Against the backdrop of recent arrests of former employees of New Hanover County Schools, the Board of Education worked through a number of issues Tuesday evening -- including the request to change the name of Laney High School’s football stadium, which has been discussed for over a year.
Board Chair Stefanie Adams started the meeting by addressing the arrests of two former staff members David Bostian and Ronnie Lynn Strickland. They are accused of sexually abusing former students.
“All of our educators need to know what the expectations are when it comes to reporting anything they see or hear as it relates to student safety, and then, if someone violates those expectations, everyone needs to understand, they will be held accountable.”
Bostian has since died by suicide.

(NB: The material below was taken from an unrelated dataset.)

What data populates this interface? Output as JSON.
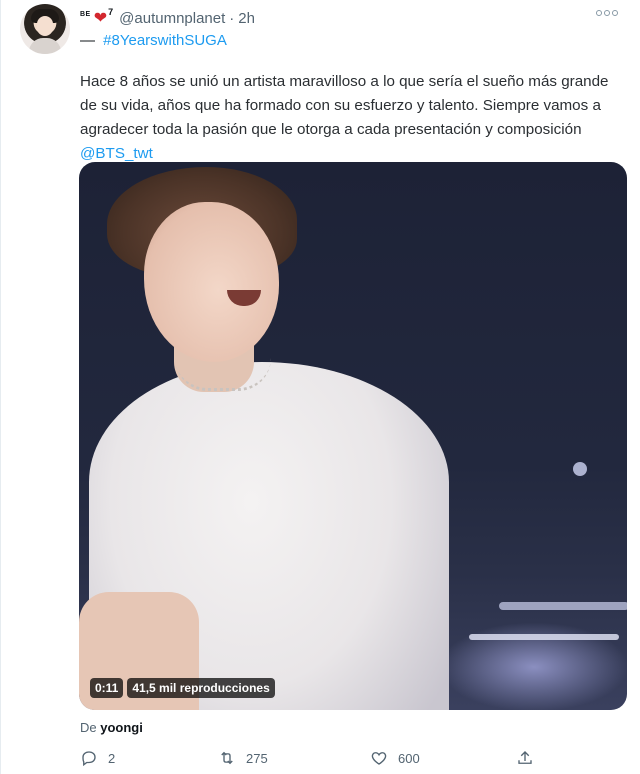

After Adams’s statement, it was time for those in the audience to speak:
“The name that’s displayed at the top of the Laney Stadium is one that should have never been there -- and is long overdue to be removed. There are many things that divide our community in our school system, but on this we are united.”
That’s community member Barbara Anderson. And the name she’s referring to is that of former Deputy Superintendent Rick Holliday. One of the allegations against him is that he failed to formally investigate teachers after reports of their sex crimes against students.

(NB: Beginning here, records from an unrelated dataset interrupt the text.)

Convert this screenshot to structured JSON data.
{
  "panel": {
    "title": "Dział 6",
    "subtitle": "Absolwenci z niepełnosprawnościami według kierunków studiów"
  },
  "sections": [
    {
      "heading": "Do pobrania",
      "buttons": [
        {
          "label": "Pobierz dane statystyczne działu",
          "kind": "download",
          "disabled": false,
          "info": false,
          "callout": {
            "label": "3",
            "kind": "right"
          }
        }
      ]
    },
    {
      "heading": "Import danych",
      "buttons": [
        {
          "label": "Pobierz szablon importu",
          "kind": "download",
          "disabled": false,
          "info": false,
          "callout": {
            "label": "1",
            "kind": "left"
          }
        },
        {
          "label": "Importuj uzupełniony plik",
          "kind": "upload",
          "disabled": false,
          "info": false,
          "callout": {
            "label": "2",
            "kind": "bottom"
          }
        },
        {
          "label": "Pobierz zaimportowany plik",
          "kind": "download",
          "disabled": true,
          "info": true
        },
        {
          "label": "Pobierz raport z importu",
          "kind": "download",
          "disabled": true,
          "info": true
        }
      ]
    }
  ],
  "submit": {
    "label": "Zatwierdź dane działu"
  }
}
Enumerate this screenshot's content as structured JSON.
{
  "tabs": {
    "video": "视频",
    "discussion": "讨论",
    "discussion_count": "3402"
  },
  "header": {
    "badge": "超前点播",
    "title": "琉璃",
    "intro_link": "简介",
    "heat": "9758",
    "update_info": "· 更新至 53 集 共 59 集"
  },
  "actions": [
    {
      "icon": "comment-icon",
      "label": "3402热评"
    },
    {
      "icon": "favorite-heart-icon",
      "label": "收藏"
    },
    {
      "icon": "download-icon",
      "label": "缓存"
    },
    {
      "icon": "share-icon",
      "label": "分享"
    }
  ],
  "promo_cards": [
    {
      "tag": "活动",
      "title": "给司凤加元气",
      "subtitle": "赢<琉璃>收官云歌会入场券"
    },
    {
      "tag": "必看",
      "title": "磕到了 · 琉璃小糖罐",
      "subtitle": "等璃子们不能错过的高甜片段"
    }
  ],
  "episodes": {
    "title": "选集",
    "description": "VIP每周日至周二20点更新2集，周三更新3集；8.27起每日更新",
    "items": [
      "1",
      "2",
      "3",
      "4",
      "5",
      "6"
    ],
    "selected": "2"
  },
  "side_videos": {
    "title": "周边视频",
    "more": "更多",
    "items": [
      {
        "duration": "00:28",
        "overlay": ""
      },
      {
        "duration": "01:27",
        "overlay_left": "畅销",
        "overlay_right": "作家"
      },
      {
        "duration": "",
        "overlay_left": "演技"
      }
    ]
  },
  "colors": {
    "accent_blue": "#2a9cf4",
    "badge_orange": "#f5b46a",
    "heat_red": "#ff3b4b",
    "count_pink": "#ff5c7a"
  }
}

After several members of the audience, including Anderson, spoke in favor of changing the name, the board unanimously agreed. The district will wait 60 days for public input before selecting a new name.
In other board agenda items, they reviewed the upcoming school year budget and unanimously approved a data-sharing agreement with Cape Fear Collective.

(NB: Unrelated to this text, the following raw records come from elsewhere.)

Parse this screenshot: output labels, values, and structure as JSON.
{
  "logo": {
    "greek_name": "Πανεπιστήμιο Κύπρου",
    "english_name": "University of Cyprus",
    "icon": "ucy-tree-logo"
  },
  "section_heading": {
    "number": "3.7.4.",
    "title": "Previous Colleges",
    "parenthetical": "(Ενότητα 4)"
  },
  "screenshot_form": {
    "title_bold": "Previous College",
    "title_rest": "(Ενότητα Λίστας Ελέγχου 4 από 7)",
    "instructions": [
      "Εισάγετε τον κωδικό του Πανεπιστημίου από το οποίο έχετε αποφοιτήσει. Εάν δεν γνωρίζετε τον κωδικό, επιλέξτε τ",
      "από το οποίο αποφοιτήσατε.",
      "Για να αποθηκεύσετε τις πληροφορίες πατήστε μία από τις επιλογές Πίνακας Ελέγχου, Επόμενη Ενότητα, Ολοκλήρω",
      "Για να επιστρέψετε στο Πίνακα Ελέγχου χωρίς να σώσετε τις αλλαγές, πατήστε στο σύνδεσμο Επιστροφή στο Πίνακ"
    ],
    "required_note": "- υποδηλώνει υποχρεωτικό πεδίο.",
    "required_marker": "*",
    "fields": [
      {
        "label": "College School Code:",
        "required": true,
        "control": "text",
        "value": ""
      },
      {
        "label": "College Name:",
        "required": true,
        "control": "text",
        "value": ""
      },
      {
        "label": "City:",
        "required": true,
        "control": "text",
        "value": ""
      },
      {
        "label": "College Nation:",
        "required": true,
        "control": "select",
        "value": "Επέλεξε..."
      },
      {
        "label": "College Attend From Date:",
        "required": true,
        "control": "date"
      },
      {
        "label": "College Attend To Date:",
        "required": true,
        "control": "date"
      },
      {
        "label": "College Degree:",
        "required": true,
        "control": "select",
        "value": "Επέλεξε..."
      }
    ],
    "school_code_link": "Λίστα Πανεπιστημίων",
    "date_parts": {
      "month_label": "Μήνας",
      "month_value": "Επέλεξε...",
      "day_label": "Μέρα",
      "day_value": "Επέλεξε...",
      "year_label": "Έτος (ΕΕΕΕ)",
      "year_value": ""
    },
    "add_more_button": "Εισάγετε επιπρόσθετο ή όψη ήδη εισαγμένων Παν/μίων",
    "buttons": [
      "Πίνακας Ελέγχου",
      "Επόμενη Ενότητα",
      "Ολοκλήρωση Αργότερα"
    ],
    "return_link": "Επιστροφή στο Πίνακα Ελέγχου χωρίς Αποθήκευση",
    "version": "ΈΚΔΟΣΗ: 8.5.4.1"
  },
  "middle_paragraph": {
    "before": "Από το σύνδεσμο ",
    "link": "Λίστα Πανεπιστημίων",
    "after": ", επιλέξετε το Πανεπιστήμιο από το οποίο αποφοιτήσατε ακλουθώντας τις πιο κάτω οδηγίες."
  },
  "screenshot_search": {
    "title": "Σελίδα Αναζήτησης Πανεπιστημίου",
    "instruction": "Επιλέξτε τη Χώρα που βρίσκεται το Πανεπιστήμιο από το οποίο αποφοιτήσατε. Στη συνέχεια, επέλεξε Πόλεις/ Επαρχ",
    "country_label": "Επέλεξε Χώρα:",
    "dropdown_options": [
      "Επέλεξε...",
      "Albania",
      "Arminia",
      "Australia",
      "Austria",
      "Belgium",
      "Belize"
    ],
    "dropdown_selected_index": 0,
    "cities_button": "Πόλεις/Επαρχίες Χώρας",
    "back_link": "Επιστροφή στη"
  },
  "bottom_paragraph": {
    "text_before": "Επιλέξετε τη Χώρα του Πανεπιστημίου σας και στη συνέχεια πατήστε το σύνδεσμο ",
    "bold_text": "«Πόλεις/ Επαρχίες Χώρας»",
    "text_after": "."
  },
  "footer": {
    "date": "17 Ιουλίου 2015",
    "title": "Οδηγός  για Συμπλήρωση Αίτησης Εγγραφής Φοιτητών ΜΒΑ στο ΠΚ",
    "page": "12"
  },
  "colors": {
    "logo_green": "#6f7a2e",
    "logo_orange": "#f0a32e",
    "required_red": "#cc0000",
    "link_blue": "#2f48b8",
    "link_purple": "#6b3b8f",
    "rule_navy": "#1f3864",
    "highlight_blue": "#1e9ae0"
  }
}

And in a 4-3 vote, the district's high schools will be allowed to host smaller prom gatherings in accordance with CDC and DHHS guidance.
Board members Stephanie Walker and Judy Justice tried to institute remote Wednesdays and eliminate the hybrid option for middle and high school students, but they failed to get the motion passed.
Justice said that the teachers she’d talked with preferred to have students either fully remote or in-person.
In response, Board Chair Adams said,
“Ms. Justice, with all due respect, teachers were worried about Plan B. Teachers were worried about Plan A. And what occurred every time is that we’ve made it work. We’ve figured it out, and I understand there may be discomfort, but we’re on Day 2, and there’s such limited time left this year, why make them change again a week from now?”
Justice: “Because they requested it.”
Walker and Justice also asked about the number of students in the hybrid plan, and Superintendent Dr. Charles Foust responded that they didn’t have those figures.